  • 1 in 25 suicide attempts succeed
  • Girls think about and attempt suicide about twice as often as boys, but boys are more likely than girls to die from suicide

 

A person is more at risk for committing suicide if he/she has these risk factors:

  • Mental disorders such as depression, bipolar disorder
  • Alcohol and drug use
  • Feelings of hopelessness
  • Inclination to act on impulse
  • Having tried to commit suicide before
  • A family history of suicide
  • Having lost a loved one
  • Lack of support from family and peers
  • Physical, emotional or sexual abuse
  • Having access to weapons

 

Warning signs for suicide:

  • Talking about suicide
  • Talking about hopelessness, feeling trapped, feeling unbearable pain, anger or desire for revenge
  • Talking about having no reason to live or being a burden to others
  • Looking for ways to commit suicide
  • Preparing for death
  • Depression and mood swings
  • Changes in sleeping or eating patterns
  • Changes in personality
  • Increasing risky behaviors
  • Increasing use of drugs and alcohol
  • Withdrawing socially and losing interest in friends
  • Losing interest in activities
  • Giving away valued possessions

 

What to do if you suspect someone you know is thinking about suicide

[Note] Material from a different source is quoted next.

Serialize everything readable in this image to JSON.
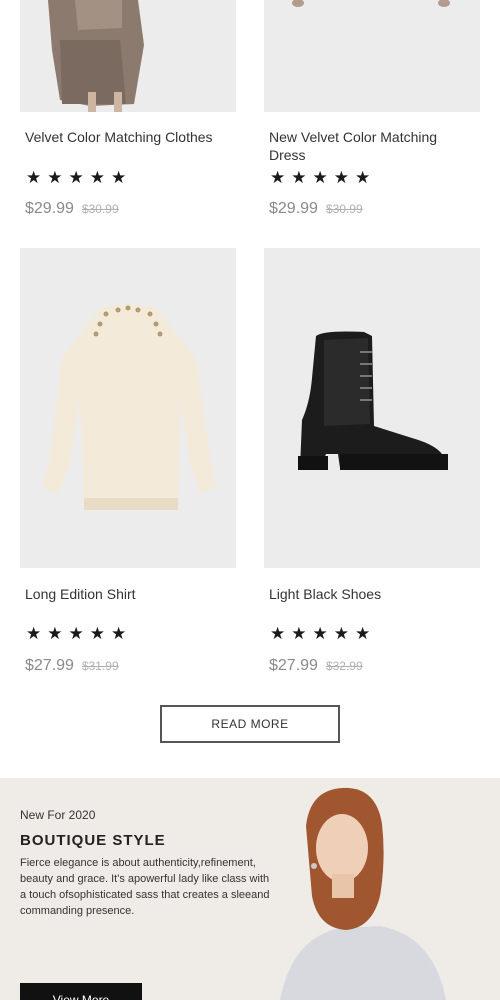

  1. Talk openly and ask questions.
    Asking someone if he or she is having thoughts about suicide is not easy. You can try by saying” I have noticed that you …………….. Have you ever thought about hurting or killing yourself?”
  1. Listen to what they have to say, let them know that you care about them but do not promise to keep their suicidal thought a secret. You can suggest a suicide hotline or for them to chat with someone online. When these hotlines are called, a trained crisis worker will answer. The person in distress can share his or her problems with the worker. The worker can also talk about available mental health resources. All calls are free and confidential. A list of suicide hotlines and resources are listed below.
Program Website and Chat Phone Number
National Suicide Hotline www.suicidepreventionlifeline.org 1-800-273-TALK
(1-800-273-8255) More than 150 languages offered
Asian LifeNet Hotline www.aaspe.net 1-877-990-8585
(Cantonese, Mandarin, Japanese, Korean, Fujianese)
San Francisco Suicide Prevention www.sfsuicide.org (415) 781-0500
National Hopeline network hopeline.com 1-800-SUICIDE (1-800-784-2433)
1-800-442-HOPE  (1-800-442-4673)
Lifeline Crisis Chat www.crisischat.org
I’m Alive www.imalive.org
Youthline – Counseling for teens by teens www.youthline.us 1-877-968-8454
  1. Tell an adult you trust about the situation as soon as possible. They can assist you in getting the professional help that the person needs to deal with personal issues that have caused them to become suicidal.

If someone you know is at immediate risk for suicide, call 911 right away. Don’t leave the person alone. Wait with them until help arrives. Be aware that in emergency situations, hospitalization may be necessary.

 

Where can I find more information on suicide prevention?